### Available data

[Start of Attachment]

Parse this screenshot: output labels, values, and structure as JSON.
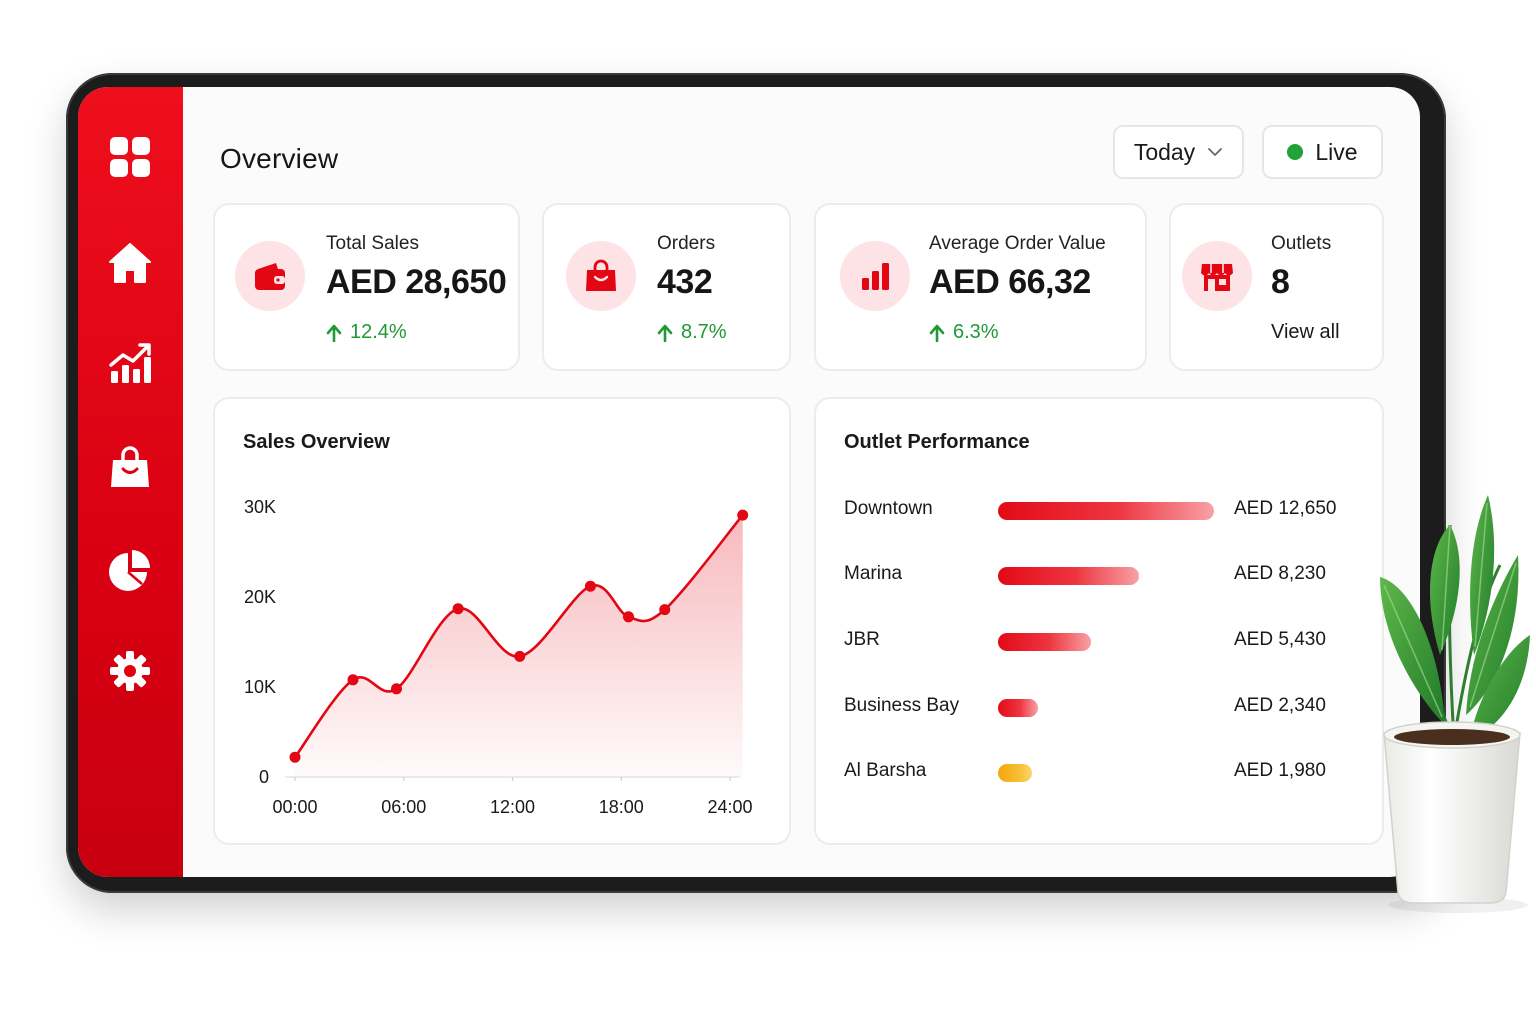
{
  "header": {
    "title": "Overview",
    "range_label": "Today",
    "live_label": "Live"
  },
  "sidebar": {
    "items": [
      {
        "icon": "dashboard-grid-icon"
      },
      {
        "icon": "home-icon"
      },
      {
        "icon": "analytics-icon"
      },
      {
        "icon": "shopping-bag-icon"
      },
      {
        "icon": "pie-chart-icon"
      },
      {
        "icon": "settings-gear-icon"
      }
    ]
  },
  "stats": [
    {
      "label": "Total Sales",
      "value": "AED 28,650",
      "delta": "12.4%",
      "icon": "wallet-icon"
    },
    {
      "label": "Orders",
      "value": "432",
      "delta": "8.7%",
      "icon": "shopping-bag-icon"
    },
    {
      "label": "Average Order Value",
      "value": "AED 66,32",
      "delta": "6.3%",
      "icon": "bar-chart-icon"
    },
    {
      "label": "Outlets",
      "value": "8",
      "link": "View all",
      "icon": "storefront-icon"
    }
  ],
  "sales_overview": {
    "title": "Sales Overview"
  },
  "chart_data": {
    "type": "line",
    "title": "Sales Overview",
    "x_ticks": [
      "00:00",
      "06:00",
      "12:00",
      "18:00",
      "24:00"
    ],
    "y_ticks": [
      "0",
      "10K",
      "20K",
      "30K"
    ],
    "ylim": [
      0,
      30000
    ],
    "xlim": [
      0,
      24
    ],
    "x": [
      0,
      3.2,
      5.6,
      9,
      12.4,
      16.3,
      18.4,
      20.4,
      24.7
    ],
    "y": [
      2200,
      10800,
      9800,
      18700,
      13400,
      21200,
      17800,
      18600,
      29100
    ],
    "color": "#e30613",
    "fill": "area-gradient",
    "markers": true,
    "grid": false
  },
  "outlet_performance": {
    "title": "Outlet Performance",
    "max_value": 12650,
    "items": [
      {
        "name": "Downtown",
        "value": 12650,
        "label": "AED 12,650",
        "color": "red"
      },
      {
        "name": "Marina",
        "value": 8230,
        "label": "AED 8,230",
        "color": "red"
      },
      {
        "name": "JBR",
        "value": 5430,
        "label": "AED 5,430",
        "color": "red"
      },
      {
        "name": "Business Bay",
        "value": 2340,
        "label": "AED 2,340",
        "color": "red"
      },
      {
        "name": "Al Barsha",
        "value": 1980,
        "label": "AED 1,980",
        "color": "amber"
      }
    ]
  },
  "colors": {
    "brand_red": "#e30613",
    "positive_green": "#1f9a36",
    "live_green": "#22a33a",
    "amber": "#f5a60c"
  }
}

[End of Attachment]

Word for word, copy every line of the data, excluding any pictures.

Parse this screenshot: output labels, values, and structure as JSON.
{
  "header": {
    "title": "Overview",
    "range_label": "Today",
    "live_label": "Live"
  },
  "sidebar": {
    "items": [
      {
        "icon": "dashboard-grid-icon"
      },
      {
        "icon": "home-icon"
      },
      {
        "icon": "analytics-icon"
      },
      {
        "icon": "shopping-bag-icon"
      },
      {
        "icon": "pie-chart-icon"
      },
      {
        "icon": "settings-gear-icon"
      }
    ]
  },
  "stats": [
    {
      "label": "Total Sales",
      "value": "AED 28,650",
      "delta": "12.4%",
      "icon": "wallet-icon"
    },
    {
      "label": "Orders",
      "value": "432",
      "delta": "8.7%",
      "icon": "shopping-bag-icon"
    },
    {
      "label": "Average Order Value",
      "value": "AED 66,32",
      "delta": "6.3%",
      "icon": "bar-chart-icon"
    },
    {
      "label": "Outlets",
      "value": "8",
      "link": "View all",
      "icon": "storefront-icon"
    }
  ],
  "sales_overview": {
    "title": "Sales Overview"
  },
  "chart_data": {
    "type": "line",
    "title": "Sales Overview",
    "x_ticks": [
      "00:00",
      "06:00",
      "12:00",
      "18:00",
      "24:00"
    ],
    "y_ticks": [
      "0",
      "10K",
      "20K",
      "30K"
    ],
    "ylim": [
      0,
      30000
    ],
    "xlim": [
      0,
      24
    ],
    "x": [
      0,
      3.2,
      5.6,
      9,
      12.4,
      16.3,
      18.4,
      20.4,
      24.7
    ],
    "y": [
      2200,
      10800,
      9800,
      18700,
      13400,
      21200,
      17800,
      18600,
      29100
    ],
    "color": "#e30613",
    "fill": "area-gradient",
    "markers": true,
    "grid": false
  },
  "outlet_performance": {
    "title": "Outlet Performance",
    "max_value": 12650,
    "items": [
      {
        "name": "Downtown",
        "value": 12650,
        "label": "AED 12,650",
        "color": "red"
      },
      {
        "name": "Marina",
        "value": 8230,
        "label": "AED 8,230",
        "color": "red"
      },
      {
        "name": "JBR",
        "value": 5430,
        "label": "AED 5,430",
        "color": "red"
      },
      {
        "name": "Business Bay",
        "value": 2340,
        "label": "AED 2,340",
        "color": "red"
      },
      {
        "name": "Al Barsha",
        "value": 1980,
        "label": "AED 1,980",
        "color": "amber"
      }
    ]
  },
  "colors": {
    "brand_red": "#e30613",
    "positive_green": "#1f9a36",
    "live_green": "#22a33a",
    "amber": "#f5a60c"
  }
}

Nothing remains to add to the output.